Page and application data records
== Segment start ==
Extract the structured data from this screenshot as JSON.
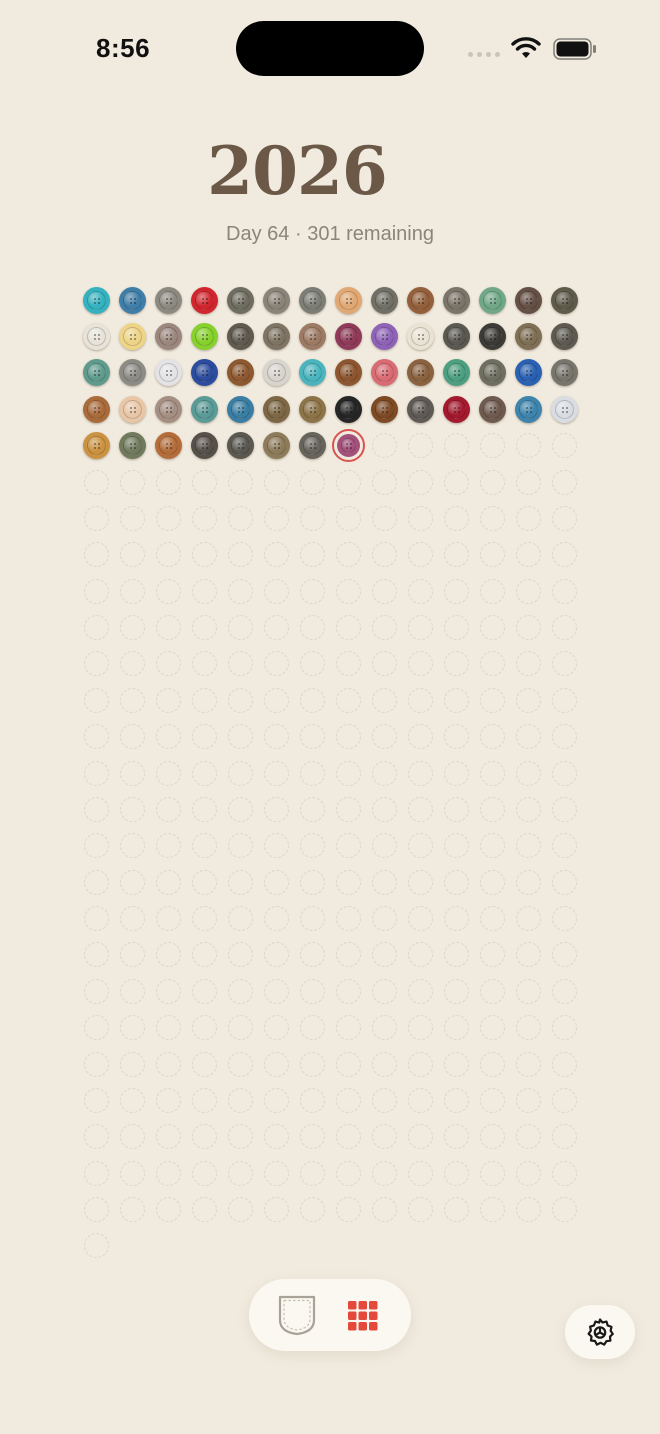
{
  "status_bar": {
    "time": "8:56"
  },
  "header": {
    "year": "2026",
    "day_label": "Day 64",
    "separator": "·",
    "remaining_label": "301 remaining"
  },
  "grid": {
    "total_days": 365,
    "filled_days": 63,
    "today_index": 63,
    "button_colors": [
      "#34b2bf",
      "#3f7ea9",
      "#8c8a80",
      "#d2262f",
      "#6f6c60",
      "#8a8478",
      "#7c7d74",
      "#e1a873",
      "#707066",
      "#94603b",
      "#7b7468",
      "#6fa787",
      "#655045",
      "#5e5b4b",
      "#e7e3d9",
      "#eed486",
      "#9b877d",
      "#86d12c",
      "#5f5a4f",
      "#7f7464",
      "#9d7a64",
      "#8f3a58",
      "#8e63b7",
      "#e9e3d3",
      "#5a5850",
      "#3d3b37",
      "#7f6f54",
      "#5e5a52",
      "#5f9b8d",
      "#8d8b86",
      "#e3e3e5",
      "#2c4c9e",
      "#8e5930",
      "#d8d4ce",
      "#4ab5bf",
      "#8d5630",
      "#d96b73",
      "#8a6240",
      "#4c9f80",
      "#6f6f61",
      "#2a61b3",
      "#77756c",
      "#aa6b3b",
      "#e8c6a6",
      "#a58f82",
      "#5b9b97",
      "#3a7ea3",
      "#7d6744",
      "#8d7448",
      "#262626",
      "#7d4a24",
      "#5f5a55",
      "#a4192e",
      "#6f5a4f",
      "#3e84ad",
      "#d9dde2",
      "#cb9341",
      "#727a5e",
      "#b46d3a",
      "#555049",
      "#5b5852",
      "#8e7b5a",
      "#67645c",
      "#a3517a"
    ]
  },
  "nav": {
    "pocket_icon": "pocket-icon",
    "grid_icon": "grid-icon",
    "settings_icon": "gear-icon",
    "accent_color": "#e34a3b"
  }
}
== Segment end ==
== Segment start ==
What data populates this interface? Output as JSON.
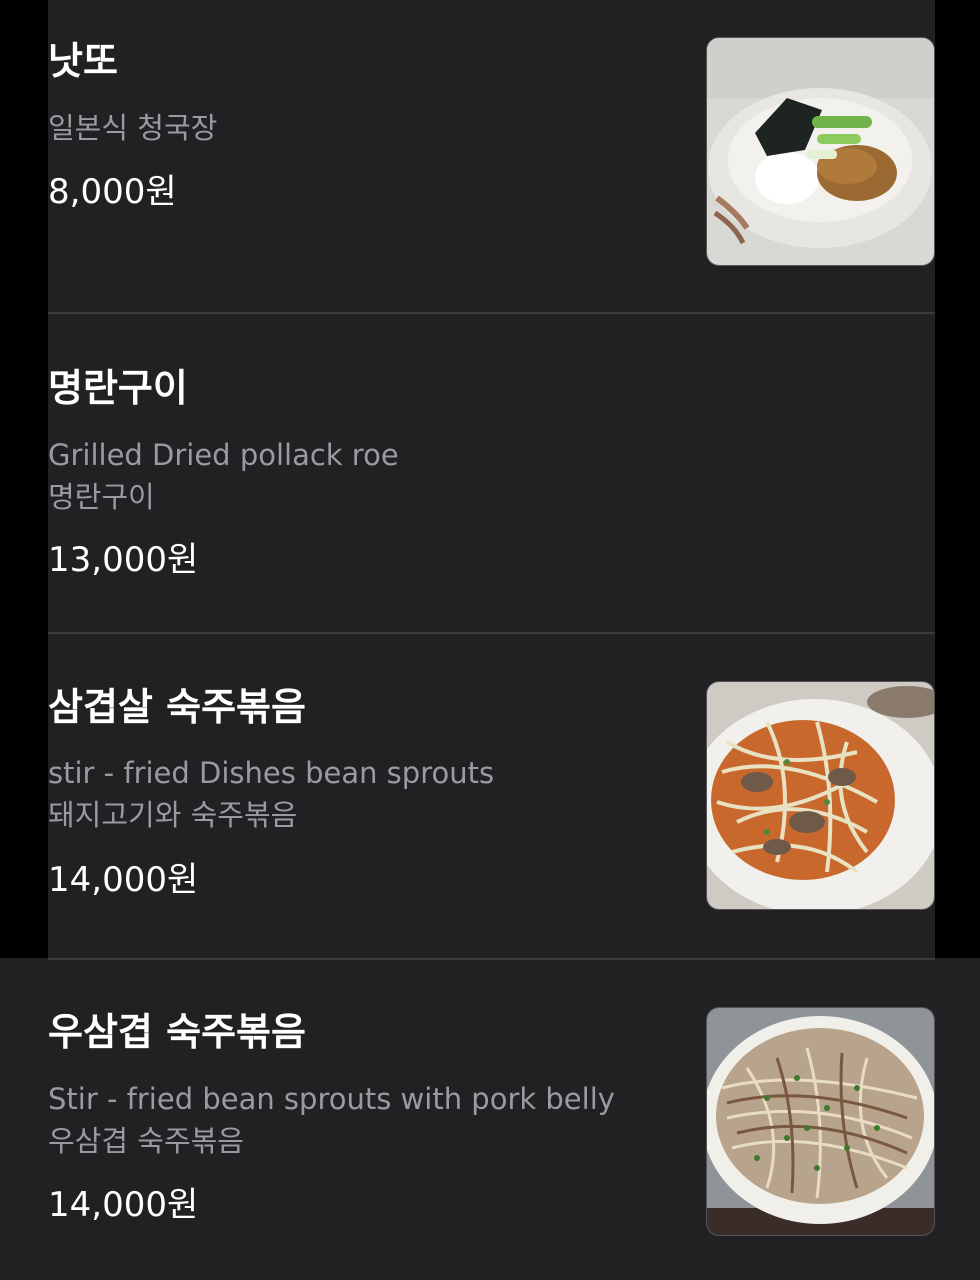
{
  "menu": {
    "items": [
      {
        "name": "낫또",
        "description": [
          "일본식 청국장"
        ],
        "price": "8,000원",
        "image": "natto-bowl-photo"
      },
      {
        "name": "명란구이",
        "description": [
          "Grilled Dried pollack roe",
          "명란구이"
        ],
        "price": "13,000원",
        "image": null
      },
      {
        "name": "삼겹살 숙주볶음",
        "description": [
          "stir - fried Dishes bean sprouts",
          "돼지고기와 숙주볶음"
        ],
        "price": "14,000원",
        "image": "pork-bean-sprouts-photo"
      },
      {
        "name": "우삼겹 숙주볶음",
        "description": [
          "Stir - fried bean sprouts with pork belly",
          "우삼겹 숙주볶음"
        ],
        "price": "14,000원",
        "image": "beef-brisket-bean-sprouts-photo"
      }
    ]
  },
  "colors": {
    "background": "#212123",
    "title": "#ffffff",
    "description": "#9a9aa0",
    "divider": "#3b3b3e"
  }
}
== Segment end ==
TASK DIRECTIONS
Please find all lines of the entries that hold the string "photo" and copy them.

REPLY
        "image": "natto-bowl-photo"
        "image": "pork-bean-sprouts-photo"
        "image": "beef-brisket-bean-sprouts-photo"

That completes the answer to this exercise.